I ran out of time to post about what was saving my life last week, which is unfortunate, because I know exactly what I would have written.
What saved my life last week was stepping outside of my comfort zone and doing things I didn't necessarily think I'd ever do. Near the top of the list? Running a 5k. So the weekend before Easter, Jordan and I met up with three of our friends, piled into his car, and headed up to Atlanta to join in The Color Run, a 5k with a focus on fun, not speed.
If I have the cheesiest, biggest, abnormally-wide grin you've ever seen in the above photos, know this: It's completely genuine. Being pelted with paint as you jog along the streets of Atlanta has that effect on a person.
The Color Run isn't necessarily a race for serious runners. (A fact I think should be obvious since you're pelted with paint every kilometer.) Instead, it's more about gathering together with friends and strangers and having a good time. I think our faces show that purpose was certainly met.
Here's what I'm learning: Sometimes, it's good to stay in your comfort zone. You have those zones for a reason. By the time you're in your mid-20s, you understand better who you are and who you want to be. Sometimes, it's good to listen to the voice inside of you begging for attention, begging to be heard above the fray. It's good to know what would upset us or challenge us or make us happy. It's okay, I think, sometimes, to be comfortable, especially when that comfort looks a lot like contentment.

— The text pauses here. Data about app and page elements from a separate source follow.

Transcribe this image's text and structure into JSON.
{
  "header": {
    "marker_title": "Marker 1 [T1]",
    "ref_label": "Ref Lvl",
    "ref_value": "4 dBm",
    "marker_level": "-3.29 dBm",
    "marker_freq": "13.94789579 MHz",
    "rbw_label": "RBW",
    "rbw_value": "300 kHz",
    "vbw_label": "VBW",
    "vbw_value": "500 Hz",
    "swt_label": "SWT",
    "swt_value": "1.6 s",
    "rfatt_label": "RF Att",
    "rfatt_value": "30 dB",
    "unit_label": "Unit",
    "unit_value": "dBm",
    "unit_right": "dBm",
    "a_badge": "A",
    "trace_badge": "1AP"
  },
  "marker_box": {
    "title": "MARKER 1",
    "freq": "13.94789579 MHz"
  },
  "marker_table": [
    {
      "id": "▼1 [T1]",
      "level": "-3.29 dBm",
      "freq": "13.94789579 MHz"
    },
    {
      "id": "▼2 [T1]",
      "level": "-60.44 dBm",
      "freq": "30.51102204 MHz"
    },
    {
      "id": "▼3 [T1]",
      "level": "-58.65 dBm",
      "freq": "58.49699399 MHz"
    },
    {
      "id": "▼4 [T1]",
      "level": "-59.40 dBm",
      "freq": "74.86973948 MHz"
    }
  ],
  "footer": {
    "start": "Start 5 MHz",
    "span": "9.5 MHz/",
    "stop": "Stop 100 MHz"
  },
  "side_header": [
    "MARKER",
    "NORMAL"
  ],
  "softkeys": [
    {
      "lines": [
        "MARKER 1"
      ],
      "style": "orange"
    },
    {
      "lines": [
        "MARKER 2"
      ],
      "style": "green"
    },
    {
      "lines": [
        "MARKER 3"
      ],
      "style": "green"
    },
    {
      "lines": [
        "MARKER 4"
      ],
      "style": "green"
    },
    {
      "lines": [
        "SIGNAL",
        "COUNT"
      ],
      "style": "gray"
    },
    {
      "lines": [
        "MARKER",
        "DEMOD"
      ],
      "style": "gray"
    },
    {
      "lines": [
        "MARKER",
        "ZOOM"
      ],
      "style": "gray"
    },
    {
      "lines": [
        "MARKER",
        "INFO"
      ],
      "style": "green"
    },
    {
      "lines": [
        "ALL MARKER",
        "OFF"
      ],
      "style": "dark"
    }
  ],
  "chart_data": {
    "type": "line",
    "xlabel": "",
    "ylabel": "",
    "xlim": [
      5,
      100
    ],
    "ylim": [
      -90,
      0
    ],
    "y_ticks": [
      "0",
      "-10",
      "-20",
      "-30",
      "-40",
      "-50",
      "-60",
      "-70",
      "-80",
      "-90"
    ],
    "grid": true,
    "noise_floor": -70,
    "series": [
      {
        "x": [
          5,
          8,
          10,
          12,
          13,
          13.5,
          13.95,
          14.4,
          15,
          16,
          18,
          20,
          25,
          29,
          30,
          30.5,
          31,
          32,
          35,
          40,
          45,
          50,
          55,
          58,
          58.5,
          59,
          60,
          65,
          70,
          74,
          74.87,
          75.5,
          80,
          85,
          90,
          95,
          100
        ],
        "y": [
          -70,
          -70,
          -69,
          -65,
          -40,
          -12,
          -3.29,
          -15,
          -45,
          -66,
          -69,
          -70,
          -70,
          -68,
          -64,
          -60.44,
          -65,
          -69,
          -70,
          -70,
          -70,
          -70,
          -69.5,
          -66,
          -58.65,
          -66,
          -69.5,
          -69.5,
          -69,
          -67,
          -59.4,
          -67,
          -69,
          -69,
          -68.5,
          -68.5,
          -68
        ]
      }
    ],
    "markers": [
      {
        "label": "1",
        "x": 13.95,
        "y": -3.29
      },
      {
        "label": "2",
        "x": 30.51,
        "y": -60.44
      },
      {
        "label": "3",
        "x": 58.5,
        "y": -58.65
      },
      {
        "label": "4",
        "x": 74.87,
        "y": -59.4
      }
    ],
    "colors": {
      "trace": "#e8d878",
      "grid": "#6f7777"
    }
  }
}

But it's good, too, to occasionally step outside the box, to do things you'd never really do otherwise. It's good to be brave, to take chances, and to do something just a little different from your norm.
As a general rule, I don't run. I also don't make a habit of getting colored cornstarch thrown in my face.
But for one Saturday, I broke both of those rules. I'm really glad I did. I think, sometimes, breaking the rules looks a lot like saving your life.